I'm sure most of you at some point in your lives have played the fabulously simple game that is Jenga. My brother and I used to love playing it when we were children, and when we recently went to stay with them, my brother dug it out of the cupboard and played it with Harry, but as usual they got too competitive! Even so, Harry loved the game and asked me to buy it so he could play at home with me as well, so I did a bit of research, and in the end decided to buy the cheaper Tesco version of the game, which saved me a fiver on the cost of buying the official 'Jenga' version of what is exactly the same thing without the branding!
The game of Stack Em Up is simple. You simply stack the wooden bricks (I haven't counted how many but there at least 15 rows of 3 blocks) with 3 going in one direction side by side, and then place another 3 on top but pointing in the opposite direction.
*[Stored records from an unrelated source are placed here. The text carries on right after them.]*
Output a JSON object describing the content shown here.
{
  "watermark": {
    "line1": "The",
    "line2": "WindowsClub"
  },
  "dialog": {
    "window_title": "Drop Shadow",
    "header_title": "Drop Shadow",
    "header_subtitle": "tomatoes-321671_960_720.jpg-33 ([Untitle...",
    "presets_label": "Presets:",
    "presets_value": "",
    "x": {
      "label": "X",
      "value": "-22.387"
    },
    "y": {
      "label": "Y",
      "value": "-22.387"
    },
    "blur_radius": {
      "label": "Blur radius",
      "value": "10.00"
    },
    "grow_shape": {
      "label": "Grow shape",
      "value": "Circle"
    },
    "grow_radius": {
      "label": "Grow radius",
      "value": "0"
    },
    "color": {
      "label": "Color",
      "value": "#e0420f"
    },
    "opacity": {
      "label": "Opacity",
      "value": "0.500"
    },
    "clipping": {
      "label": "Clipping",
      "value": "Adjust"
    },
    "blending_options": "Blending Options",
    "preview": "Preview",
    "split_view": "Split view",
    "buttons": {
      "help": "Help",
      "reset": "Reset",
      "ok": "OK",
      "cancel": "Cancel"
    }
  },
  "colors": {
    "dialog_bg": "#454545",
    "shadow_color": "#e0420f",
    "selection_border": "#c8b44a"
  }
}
Carry alternating them until you've used all the blocks and have a completed tower. Stack Em Up comes with a cardboard sleeve against which you can assemble the bricks and makes the sides straight and consequently it's sturdier, and is helpful for little ones who like to assemble it too. Once it's finished, you have a tower of wooden blocks ready to play! We always play youngest to eldest as there's no arguments then, and thanks to the idea of the game, you can have an unlimited amount of players too, but obviously a smaller number works better because you get more turns each.
The youngest player removes any block they like from the tower. It's always a safe bet to take the middle ones as you don't stand a big chance of knocking the tower over! You can only use one hand (although if it's a tricky one, we let Harry use two and the adults stick with one) and once you've started pulling a block out, you have to carry on, you can't leave it if you don't like the way it moves! Some will come out far easier than others, but the fun comes when the tower on top starts shifting with the block you're trying to remove! You carry on taking it in turns until someone knocks the tower over, and the person/s left in the game are the winners! Depending on how good you are, the tower can be left with just criss-crossed middle bricks holding the whole thing together with just the top layers moveable, that's always fun!
This is a fab game for young players because it encourages their motor skills in being able to gently pull a block out without knocking the tower, and teaches them patience and turn-taking too. Harry got a little worried at first when he made it wobble, but soon realised it was part of the fun, and was laughing and giggling along with everyone when it wobbled! While this isn't the official Jenga version, I have no problem with it whatsoever. The bricks are a great quality wood, smoothly sanded so it won't hurt little fingers, and the cardboard sleeve to aid stacking is a great addition, especially for getting it ready to pack away. I really can't see the point of spending over double this price for the original version when I can't see that it has any benefits at all!
This is a fantastically cheap version of a classic children's game, and I'm sure it is one Harry and I will be playing for years to come. It's a quick game to play, takes just a minute to set up, and therefore there's nothing to put the kids off wanting to grab this for a game every now and then. It can be a bit repetitive if you play it too much, but that's like any game really. However, Harry and I love it, and for under £4, you really cannot go wrong. Hours of fun at a bargain price - what more could you ask for?!
Available online and from Tesco stores, and we paid £3.97 for our game.
Thank you for reading.